Slightly disgruntled at the fact that she’d been the first to climb the wall, I grabbed her hand and walked my feet up the wall till I was high enough to hoist myself onto the ledge. It took me a minute to register that I was now on top of the stone wall and not still on the tree below. 

I looked at Miriam. Her sweet little Miriam smile made me excited.

“What? What is it?” I said, eyes wide once more. 

“Look.” She said, pointing down. 

Turning my head felt like a slow motion sequence. Turning. Turning. Turning. And stop. (No hair flip necessary – my parents had given me what my mom said was a “darling” mushroom cut). 

That’s when I saw it. The sight of it made me clutch at Miriam’s hand beside me, tugging ever so slightly in silent excitement. Liquid gold sunshine fell through the trees, landing on it in such a way, making it look magical. 

In the far corner of the large property sat a house. It was peach coloured and looked lived-in. Between the house and our perch on the wall lay a cluster of trees and vines, and what may have been a haphazard attempt at a garden. Empty pop bottles and pieces of cardboard littered a corner of the “garden” and spilled into a small pond. The pond was directly below us.

Two objects floated in the pond: a pelican and a pedal boat.

Both pelican and pedal boat were beautiful. Beautiful and magical, and I found myself happily dazed.

“Giiiirrrrrlllsss. Time for supper.” Mom’s call for dinner broke my pelican induced daze. 

Miriam glanced at me with a triumphant look on her face.

“Lets come back tomorrow.” She said.

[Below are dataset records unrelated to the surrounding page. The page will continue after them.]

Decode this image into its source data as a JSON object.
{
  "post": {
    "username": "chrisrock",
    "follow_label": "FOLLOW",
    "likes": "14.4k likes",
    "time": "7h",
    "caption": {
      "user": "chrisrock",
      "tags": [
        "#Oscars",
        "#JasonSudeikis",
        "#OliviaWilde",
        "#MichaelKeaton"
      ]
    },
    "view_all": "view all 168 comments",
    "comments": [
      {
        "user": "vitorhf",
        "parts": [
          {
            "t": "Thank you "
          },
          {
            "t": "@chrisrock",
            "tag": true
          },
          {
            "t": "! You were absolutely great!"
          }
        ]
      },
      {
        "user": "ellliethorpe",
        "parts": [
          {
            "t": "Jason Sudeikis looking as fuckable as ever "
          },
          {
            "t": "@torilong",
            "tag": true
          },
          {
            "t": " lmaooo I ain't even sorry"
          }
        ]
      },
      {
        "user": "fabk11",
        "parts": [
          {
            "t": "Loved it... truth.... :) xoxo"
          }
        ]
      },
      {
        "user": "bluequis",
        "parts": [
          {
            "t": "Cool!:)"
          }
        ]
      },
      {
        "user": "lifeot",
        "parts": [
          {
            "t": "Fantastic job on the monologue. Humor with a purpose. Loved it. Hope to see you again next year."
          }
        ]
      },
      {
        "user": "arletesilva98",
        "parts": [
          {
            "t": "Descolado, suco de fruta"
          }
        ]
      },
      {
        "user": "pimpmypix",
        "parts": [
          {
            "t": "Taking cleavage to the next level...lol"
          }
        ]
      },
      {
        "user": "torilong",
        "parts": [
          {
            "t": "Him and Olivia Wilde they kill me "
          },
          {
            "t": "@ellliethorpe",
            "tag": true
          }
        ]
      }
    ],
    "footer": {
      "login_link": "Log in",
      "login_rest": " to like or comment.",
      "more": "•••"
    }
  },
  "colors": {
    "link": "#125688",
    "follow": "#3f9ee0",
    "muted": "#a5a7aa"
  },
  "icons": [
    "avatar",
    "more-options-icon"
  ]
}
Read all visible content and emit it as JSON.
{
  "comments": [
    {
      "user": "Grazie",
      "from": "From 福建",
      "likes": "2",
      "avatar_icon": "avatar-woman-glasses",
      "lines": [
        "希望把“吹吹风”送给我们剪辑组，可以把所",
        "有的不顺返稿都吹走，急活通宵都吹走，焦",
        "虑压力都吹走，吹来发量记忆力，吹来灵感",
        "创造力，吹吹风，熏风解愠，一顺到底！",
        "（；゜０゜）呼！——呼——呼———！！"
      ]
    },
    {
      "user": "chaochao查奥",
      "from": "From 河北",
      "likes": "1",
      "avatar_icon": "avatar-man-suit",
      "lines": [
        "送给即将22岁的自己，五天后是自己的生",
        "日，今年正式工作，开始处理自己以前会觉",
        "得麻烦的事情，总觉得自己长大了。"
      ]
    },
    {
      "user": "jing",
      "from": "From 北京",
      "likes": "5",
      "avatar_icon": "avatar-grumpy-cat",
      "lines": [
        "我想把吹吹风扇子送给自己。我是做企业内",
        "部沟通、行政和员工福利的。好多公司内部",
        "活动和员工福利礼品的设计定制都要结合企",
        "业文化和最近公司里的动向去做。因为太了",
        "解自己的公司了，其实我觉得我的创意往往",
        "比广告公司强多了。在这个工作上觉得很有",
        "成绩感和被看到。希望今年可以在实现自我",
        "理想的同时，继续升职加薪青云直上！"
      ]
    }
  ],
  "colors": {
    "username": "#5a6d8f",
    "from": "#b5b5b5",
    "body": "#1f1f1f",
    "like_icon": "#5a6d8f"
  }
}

We scampered back down the tree to the ground below, careful not to step on the S scratched into the dirt, and raced each other into the house for dinner.

Our adventure had been hugely successful. And the next would be even better. We’d befriend the pelican, feed it fruit and brush its feathers with our fingers, all the while enjoying a leisurely cruise around the pond in the pedal boat.

Best of all, no one would know but Miriam and I. Miriam and I and the pelican.

Sloko Lake

Shotgun shells
painted the dirt.
Only the pine trees
knew the story.

The story of the pair of bodies
found face down in the lake,
angering the fish
with their cold eyes
and colorless skin.

It’s all fun and games
until someone points a gun at you.

Falling pinecones
echoed in the forest.
A Black Swift flew silently.
Smell of cedar smoke
on the air.

Grey clouds
closed in on the lake
as the bodies slowly made their way
to rock bottom.

All was quiet, and snow began to fall.

Dream-like

Little girl footsteps,
thumping with enthusiasm,
down the hotel hallway.

She knocks and runs,
quick as a flash,
giggling
and eating mouthfuls
of flyaway hair.

The hotel has a
palace-like quality to it.
Life-sized chess set,
caged Hawk
on the roof,
Mango lassie’s
on underwater bar stools,
Dutch baked goods
at the breakfast buffet.

This palace is not her home.
Oh no.
She lives down the hill,
in the small village
by the Nile.
With street dogs
and bread baked
by the sun.

No concept of what would come.
No hint of hardship
in her bright eyes.

Perhaps the scorpions
could have told her,
told her what life
would be.

Teach me this game!
She said insistently
to the man with
the long finger nail,
curled shoes,
and kind eyes.

And he did.